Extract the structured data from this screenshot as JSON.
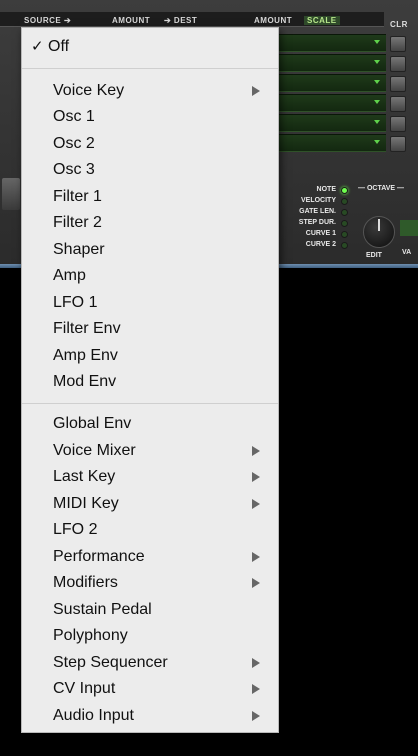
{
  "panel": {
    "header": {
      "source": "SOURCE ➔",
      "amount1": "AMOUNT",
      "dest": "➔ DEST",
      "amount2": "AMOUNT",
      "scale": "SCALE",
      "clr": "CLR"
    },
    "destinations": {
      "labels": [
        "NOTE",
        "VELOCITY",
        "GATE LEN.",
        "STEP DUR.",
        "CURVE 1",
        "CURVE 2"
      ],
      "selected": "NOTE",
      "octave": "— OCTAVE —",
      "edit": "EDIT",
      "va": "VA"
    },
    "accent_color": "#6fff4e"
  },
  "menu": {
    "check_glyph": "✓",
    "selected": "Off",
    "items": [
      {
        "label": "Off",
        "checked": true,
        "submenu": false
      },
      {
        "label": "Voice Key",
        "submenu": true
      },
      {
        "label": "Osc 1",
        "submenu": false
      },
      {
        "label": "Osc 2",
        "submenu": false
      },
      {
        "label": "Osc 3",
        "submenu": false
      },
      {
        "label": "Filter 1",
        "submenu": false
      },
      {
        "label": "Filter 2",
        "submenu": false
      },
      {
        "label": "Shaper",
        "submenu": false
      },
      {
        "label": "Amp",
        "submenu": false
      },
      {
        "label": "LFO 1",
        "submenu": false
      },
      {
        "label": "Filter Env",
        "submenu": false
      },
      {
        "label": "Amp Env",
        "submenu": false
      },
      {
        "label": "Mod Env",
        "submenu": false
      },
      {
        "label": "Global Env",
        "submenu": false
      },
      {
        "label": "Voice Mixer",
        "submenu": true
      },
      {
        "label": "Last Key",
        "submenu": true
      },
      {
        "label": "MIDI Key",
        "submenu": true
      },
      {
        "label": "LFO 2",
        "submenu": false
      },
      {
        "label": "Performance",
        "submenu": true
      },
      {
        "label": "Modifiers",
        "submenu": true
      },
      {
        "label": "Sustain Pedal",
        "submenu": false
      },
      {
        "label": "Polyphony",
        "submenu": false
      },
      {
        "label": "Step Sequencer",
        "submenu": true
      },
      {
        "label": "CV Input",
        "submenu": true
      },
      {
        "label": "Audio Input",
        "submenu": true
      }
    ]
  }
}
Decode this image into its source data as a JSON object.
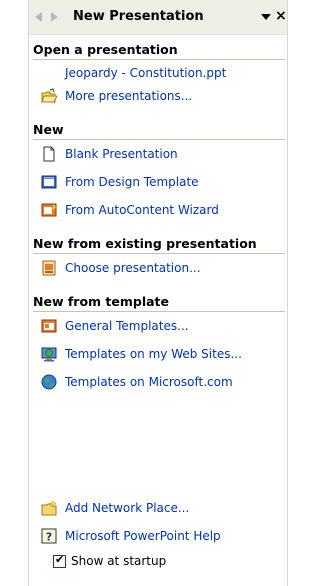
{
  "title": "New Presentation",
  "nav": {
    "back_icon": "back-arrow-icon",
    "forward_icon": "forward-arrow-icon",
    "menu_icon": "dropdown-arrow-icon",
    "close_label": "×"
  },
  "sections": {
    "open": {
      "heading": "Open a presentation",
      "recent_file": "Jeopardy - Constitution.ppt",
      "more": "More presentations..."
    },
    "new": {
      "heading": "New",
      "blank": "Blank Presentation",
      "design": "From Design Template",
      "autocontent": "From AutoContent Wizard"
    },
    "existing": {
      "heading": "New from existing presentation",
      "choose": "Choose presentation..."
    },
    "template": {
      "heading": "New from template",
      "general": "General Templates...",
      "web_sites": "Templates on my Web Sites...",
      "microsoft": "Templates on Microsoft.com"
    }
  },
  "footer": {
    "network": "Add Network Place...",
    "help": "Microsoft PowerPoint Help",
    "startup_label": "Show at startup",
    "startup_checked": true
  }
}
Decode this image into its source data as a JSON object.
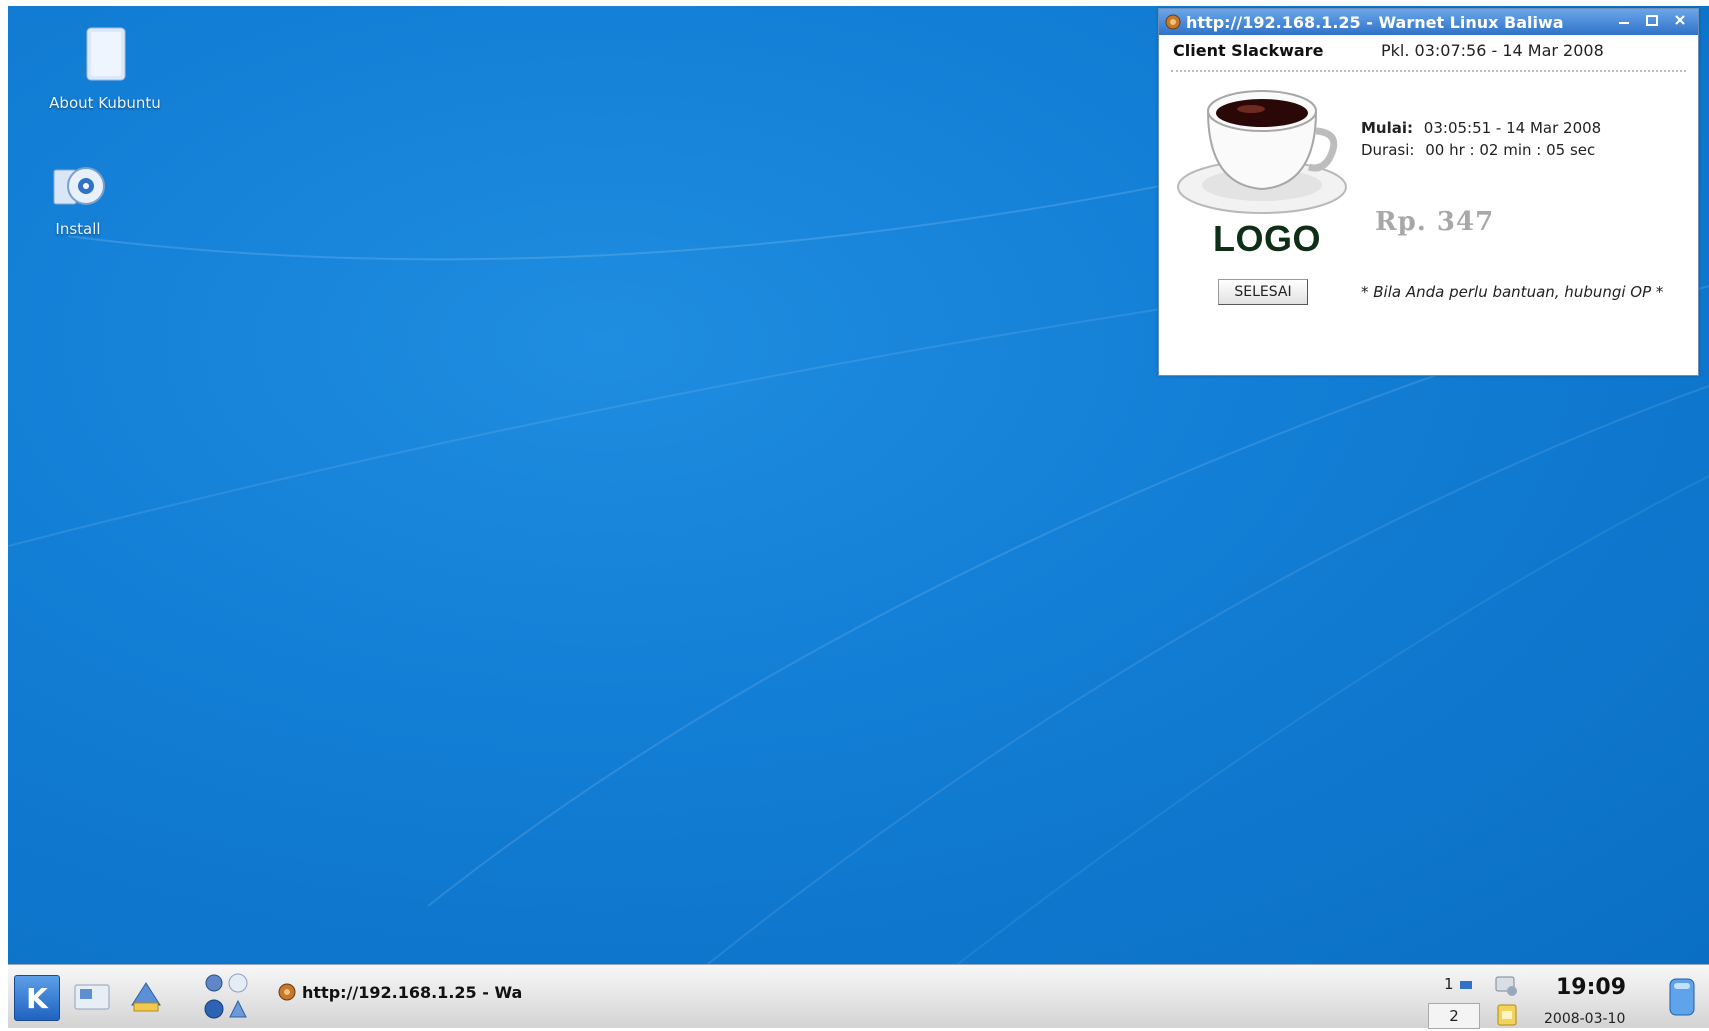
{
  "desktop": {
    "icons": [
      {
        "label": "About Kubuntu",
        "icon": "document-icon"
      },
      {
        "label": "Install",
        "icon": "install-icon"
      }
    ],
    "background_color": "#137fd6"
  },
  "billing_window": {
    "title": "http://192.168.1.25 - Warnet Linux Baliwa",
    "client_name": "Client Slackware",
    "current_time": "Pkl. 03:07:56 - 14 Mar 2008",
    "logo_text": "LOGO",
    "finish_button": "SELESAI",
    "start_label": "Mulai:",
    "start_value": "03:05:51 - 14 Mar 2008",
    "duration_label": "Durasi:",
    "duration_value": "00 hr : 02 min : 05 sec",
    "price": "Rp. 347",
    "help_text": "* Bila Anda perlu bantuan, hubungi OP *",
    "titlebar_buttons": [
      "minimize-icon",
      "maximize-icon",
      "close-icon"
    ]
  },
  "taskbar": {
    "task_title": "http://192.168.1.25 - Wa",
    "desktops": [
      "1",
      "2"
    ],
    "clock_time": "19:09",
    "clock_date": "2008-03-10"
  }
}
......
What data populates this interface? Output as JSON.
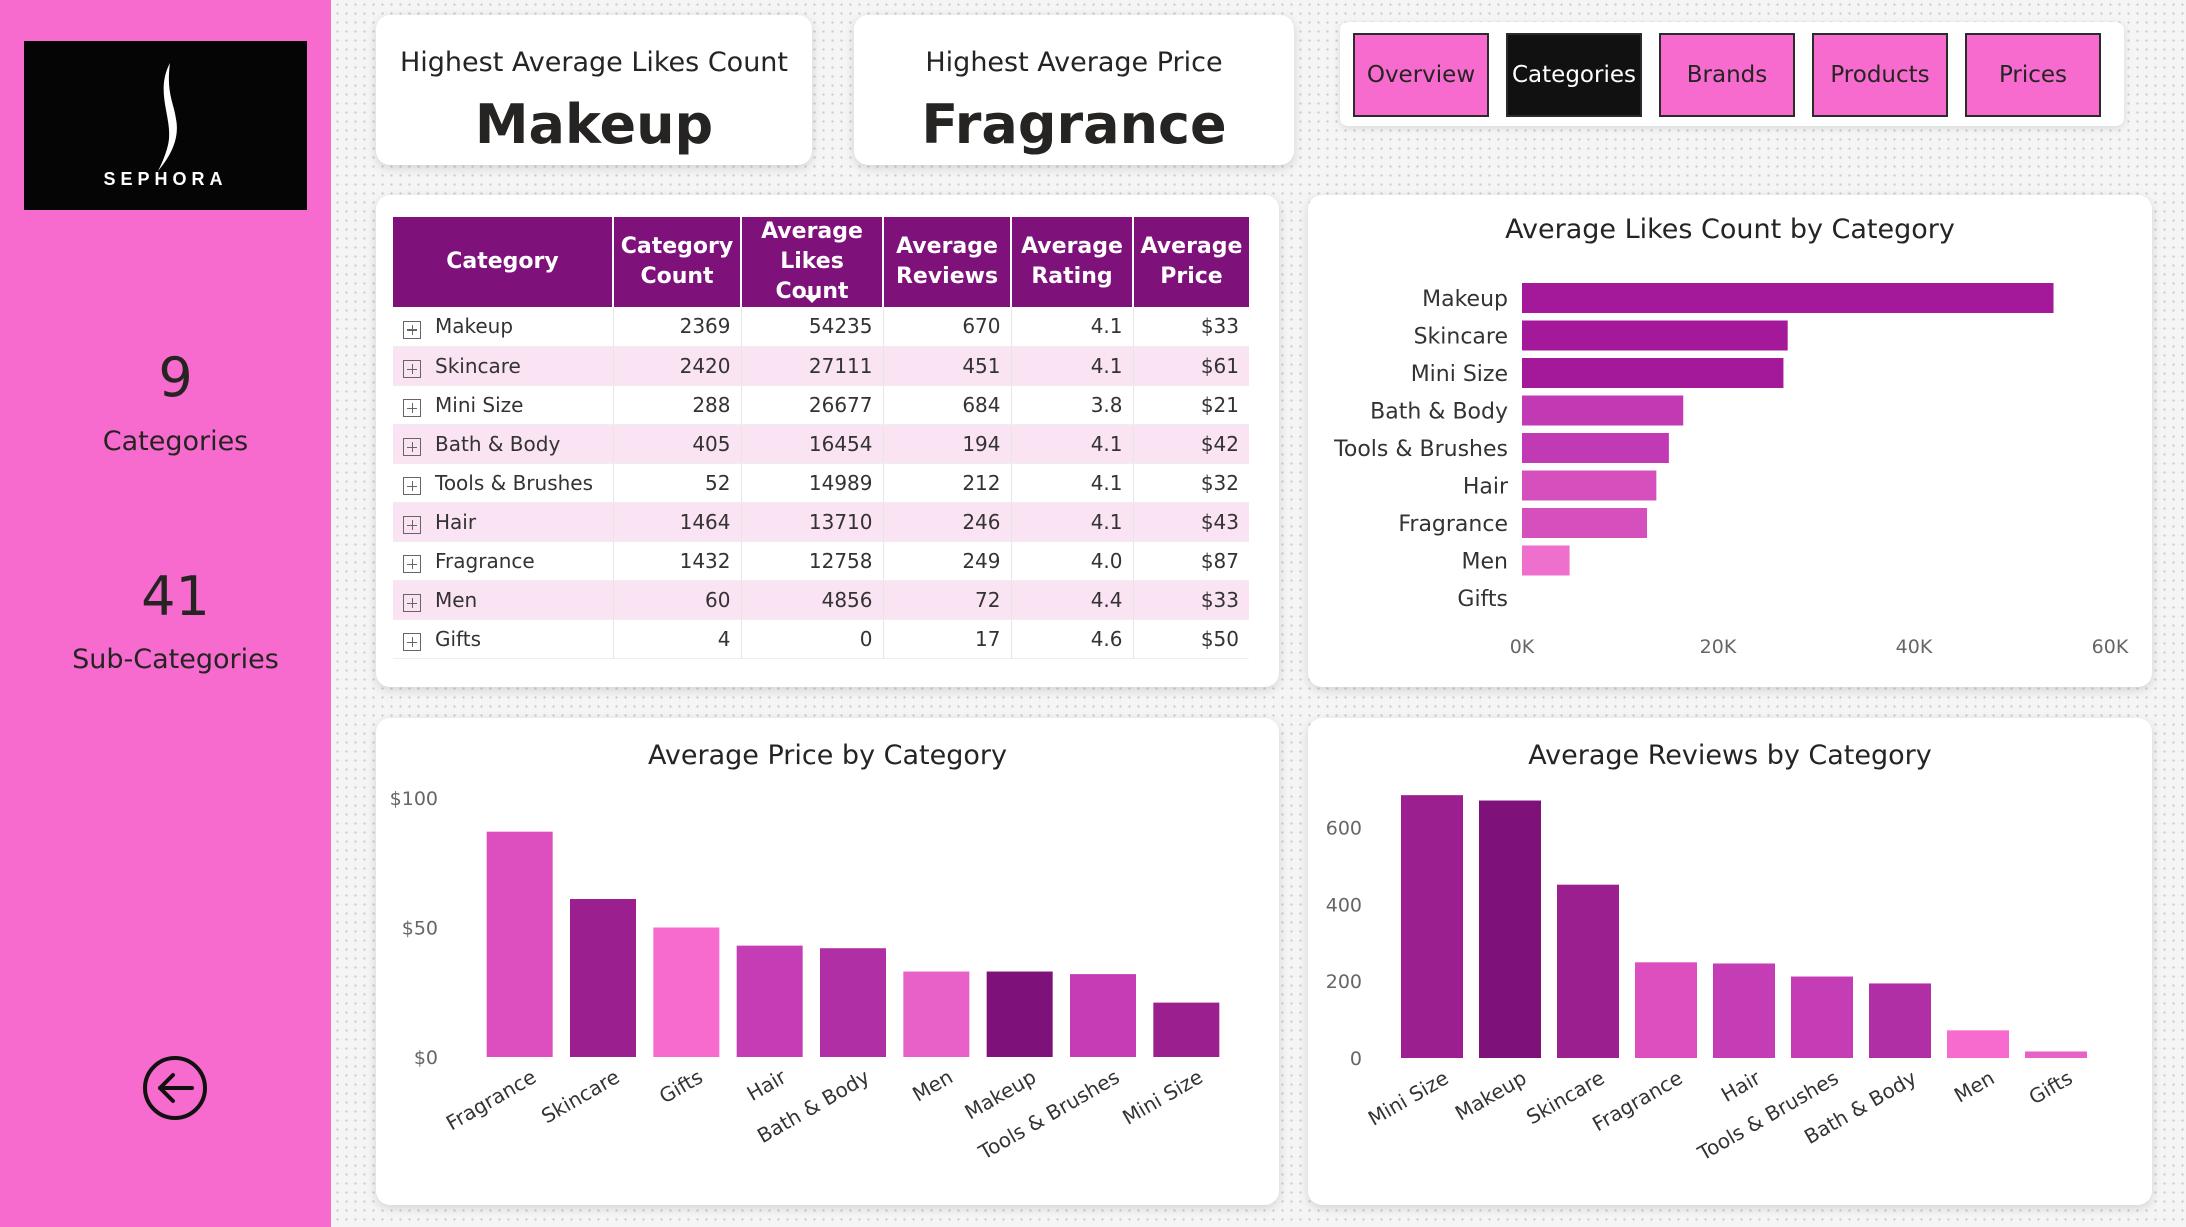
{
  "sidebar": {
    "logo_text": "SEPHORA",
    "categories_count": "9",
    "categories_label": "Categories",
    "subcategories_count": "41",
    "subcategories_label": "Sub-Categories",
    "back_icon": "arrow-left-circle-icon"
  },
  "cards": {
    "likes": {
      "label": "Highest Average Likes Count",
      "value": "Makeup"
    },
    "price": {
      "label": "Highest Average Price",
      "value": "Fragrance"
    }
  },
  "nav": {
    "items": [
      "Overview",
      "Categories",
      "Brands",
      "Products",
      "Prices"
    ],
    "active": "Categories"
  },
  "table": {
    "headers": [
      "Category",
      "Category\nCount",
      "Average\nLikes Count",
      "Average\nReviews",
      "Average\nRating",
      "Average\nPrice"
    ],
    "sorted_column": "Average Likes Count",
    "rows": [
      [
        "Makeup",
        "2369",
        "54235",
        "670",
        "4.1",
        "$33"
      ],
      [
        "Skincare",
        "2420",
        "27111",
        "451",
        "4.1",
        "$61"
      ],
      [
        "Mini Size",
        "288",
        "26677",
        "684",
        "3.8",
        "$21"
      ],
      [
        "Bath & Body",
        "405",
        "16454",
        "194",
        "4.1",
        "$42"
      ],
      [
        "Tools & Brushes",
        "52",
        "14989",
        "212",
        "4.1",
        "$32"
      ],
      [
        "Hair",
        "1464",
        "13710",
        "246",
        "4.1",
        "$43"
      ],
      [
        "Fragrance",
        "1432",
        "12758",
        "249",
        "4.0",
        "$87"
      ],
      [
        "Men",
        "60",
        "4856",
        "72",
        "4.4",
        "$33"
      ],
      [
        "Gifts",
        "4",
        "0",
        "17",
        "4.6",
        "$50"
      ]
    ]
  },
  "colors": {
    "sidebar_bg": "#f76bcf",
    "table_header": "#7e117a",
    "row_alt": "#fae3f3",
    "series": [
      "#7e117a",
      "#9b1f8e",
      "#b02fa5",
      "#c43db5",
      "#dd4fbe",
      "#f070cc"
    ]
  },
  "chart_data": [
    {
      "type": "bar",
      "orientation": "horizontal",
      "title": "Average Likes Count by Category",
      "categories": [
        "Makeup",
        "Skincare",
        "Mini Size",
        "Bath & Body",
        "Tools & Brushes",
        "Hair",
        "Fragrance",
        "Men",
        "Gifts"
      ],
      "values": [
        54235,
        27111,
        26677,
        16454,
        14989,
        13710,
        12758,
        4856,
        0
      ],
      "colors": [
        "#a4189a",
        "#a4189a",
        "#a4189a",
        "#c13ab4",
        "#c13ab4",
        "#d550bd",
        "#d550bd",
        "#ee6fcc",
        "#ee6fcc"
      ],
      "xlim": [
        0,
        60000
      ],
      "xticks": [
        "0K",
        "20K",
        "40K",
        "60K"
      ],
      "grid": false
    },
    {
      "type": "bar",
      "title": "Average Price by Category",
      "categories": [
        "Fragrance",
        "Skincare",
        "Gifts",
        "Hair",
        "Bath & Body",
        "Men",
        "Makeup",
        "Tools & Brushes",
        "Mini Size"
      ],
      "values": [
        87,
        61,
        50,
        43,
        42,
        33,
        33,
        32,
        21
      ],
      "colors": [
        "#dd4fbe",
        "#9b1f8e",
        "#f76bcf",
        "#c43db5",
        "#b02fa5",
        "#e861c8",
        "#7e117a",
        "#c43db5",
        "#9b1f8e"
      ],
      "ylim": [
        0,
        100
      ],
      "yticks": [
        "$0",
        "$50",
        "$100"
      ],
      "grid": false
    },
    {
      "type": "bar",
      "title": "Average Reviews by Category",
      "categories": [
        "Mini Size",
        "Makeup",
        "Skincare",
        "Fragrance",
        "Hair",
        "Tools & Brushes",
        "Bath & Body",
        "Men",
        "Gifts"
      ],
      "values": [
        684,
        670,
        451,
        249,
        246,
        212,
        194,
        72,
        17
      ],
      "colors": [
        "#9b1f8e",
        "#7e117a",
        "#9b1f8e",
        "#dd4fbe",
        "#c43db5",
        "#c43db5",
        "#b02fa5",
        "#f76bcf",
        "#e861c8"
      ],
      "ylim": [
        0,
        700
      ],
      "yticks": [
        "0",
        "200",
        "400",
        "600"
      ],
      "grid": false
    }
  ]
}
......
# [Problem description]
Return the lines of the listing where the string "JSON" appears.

# [Response]
Extract the structured data from this screenshot as JSON.
Decode this image into its source data as a JSON object.
Decode this image into its source data as a JSON object.
What data populates this interface? Output as JSON.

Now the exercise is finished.